We tried frequency analysis of similar activities, but again many generic private IP’s are being reused across both corporate and personal environments. I thought about tracking against the ‘name’ of the network to which the user is connected, but haven’t had a ton of luck with that information being readily available in the logs I have. I’ve been tasked with trying to explore this from an incident response/SOC standpoint, so my available logs are more so correlated with IDS/IPS, mcafee, CIRT, and DLP-type solutions, rather than something like OS event logs.

Website redirects to strange corporate page? Any help identifying why? [closed]

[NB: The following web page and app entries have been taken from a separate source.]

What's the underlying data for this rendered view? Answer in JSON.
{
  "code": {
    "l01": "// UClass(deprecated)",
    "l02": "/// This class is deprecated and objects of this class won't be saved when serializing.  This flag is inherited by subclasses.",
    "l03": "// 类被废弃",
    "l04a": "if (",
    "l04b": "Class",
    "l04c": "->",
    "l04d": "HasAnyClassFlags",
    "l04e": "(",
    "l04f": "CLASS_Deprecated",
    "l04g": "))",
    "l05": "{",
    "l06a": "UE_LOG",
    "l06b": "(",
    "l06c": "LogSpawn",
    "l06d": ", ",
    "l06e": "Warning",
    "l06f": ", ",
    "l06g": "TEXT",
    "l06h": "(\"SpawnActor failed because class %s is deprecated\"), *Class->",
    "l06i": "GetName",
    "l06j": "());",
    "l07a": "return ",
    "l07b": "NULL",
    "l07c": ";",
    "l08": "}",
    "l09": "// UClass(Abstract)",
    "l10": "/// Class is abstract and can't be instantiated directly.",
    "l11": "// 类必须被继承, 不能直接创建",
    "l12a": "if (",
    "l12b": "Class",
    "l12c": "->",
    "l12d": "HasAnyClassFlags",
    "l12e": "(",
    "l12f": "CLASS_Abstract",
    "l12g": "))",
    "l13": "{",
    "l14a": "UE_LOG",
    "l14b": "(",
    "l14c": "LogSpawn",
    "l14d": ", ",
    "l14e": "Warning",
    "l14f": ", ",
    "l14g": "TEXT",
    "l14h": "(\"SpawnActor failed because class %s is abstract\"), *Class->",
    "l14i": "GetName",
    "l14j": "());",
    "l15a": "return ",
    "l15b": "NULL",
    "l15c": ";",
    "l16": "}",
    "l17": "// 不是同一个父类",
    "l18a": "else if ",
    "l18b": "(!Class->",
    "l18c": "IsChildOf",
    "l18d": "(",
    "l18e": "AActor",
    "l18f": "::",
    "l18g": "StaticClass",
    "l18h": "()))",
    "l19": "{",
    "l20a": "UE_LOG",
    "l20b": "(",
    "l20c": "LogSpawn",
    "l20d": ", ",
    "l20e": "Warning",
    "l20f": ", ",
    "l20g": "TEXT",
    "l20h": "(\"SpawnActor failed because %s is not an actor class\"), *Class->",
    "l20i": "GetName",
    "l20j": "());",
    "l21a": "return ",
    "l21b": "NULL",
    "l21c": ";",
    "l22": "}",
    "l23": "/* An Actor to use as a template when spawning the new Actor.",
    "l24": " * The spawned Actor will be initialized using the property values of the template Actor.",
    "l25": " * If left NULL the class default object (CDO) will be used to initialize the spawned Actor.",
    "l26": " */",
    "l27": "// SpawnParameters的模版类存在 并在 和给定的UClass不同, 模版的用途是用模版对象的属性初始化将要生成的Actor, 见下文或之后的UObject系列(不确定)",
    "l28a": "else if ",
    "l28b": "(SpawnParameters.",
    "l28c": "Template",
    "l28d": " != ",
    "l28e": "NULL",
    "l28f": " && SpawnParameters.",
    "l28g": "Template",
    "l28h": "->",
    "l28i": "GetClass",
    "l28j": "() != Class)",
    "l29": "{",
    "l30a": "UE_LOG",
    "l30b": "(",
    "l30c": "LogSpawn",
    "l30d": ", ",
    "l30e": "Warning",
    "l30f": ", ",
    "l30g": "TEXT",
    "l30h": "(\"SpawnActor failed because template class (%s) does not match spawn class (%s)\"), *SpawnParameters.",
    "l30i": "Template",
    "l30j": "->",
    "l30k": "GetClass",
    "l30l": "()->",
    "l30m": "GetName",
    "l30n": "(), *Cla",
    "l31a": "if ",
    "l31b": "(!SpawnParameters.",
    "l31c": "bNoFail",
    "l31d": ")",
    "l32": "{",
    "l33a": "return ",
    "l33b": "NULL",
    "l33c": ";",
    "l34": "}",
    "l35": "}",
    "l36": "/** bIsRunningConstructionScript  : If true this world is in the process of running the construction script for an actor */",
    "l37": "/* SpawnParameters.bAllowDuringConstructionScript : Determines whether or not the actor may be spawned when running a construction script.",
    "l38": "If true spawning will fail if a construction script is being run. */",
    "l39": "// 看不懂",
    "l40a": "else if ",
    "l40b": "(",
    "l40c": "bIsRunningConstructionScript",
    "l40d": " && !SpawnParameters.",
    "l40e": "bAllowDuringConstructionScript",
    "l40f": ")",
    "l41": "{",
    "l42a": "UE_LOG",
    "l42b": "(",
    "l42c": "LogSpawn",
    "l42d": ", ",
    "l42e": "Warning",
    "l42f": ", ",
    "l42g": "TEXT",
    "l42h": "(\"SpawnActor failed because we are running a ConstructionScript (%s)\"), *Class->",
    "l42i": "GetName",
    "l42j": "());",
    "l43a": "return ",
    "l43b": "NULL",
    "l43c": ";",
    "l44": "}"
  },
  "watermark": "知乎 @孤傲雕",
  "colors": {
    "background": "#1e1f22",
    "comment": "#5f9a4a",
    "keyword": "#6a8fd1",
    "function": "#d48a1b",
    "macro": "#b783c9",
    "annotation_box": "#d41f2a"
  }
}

There’s a strange website my friends and I keep track of. It’s hosted across neocities and 000webhost, two companies for website management. It has a password page, usually leading to something normal. Though someone I know entered a password and somehow made it to a government/bank domain that contains records for Chase bank in Manhattan. This website has nothing to do with any of those things, so we’re confused as to what any of this is.

This is the page it lead to:

Why would an unrelated website ever bring up a page like this?

Inefficiency of search algorithms for intranet or corporate websites caused by poor design and/or implementation

I noticed recently that some of the search features on corporate websites and intranets seem to have implemented some of the search algorithms that are commonly associated with Facebook Graph Search or Google’s SEO ranked search results.

This is commonly seen when a user enters a very specific keyword but the exact matching results are not returned or not ranked highly on the search results, whereas a partially matching result will be ranked highly.

My suspicion is that with many organizations creating social networks and doing extensive analytics on internal traffic have the tendency to implement the types of search algorithms that place more weight on criteria such as recency and number of existing page views when returning search results. Unfortunately this has also created the side-effect of exact matching keywords (e.g. document names and other exact search phrases) not returning at the top of the search result.

This is despite the fact that many of these search features allow a user to filter results by things like document type and other meta data, which should allow a more specific or targeted results returned.

Has anyone else experienced this during their research and have you found the cause for this? Other research or examples from end users would also be helpful.

Nodejs pnp-auth (adfs) behind corporate proxy

We have a node/express app that connect to SharePoint onprem using pnp-auth and node-sp-auth-config. (IE connection settings : automatic) Works like a charm

Moving this app to another server On that server IE connection needs to be on manual proxy config to make be able to connect to SharePoint via the browser

For the node app the result is : nodejs app cannot connect to SharePoint “FetchError: request to ….. failed, reason: connect ETIMEDOUT …..:443 at ClientRequest. (d:\NODE\QOMV-CRExport\node_modules\pnp-auth\node_modules\node-fetch\lib\index.js:1444:11) at ClientRequest.emit (events.js:182:13) at TLSSocket.socketErrorListener (_http_client.js:392:9) at TLSSocket.emit (events.js:182:13) at emitErrorNT (internal/streams/destroy.js:82:8) at emitErrorAndCloseNT (internal/streams/destroy.js:50:3) at process._tickCallback (internal/process/next_tick.js:63:19)”

Anybody any pointers how to solve this ?


Flutter : How to get Flutter packages behind a corporate proxy?


Got TLS error trying to find package cupertino_icons at

Tried adding https_proxy=USERNAME:PASSWORD@hostname:port as system variable also tried DART_VM_OPTIONS="--root-certs-file={}" but doesn’t help

PS: For Android Gradle I’ve generate a new keystore from dependencies websites certificates and injected it into to make it work.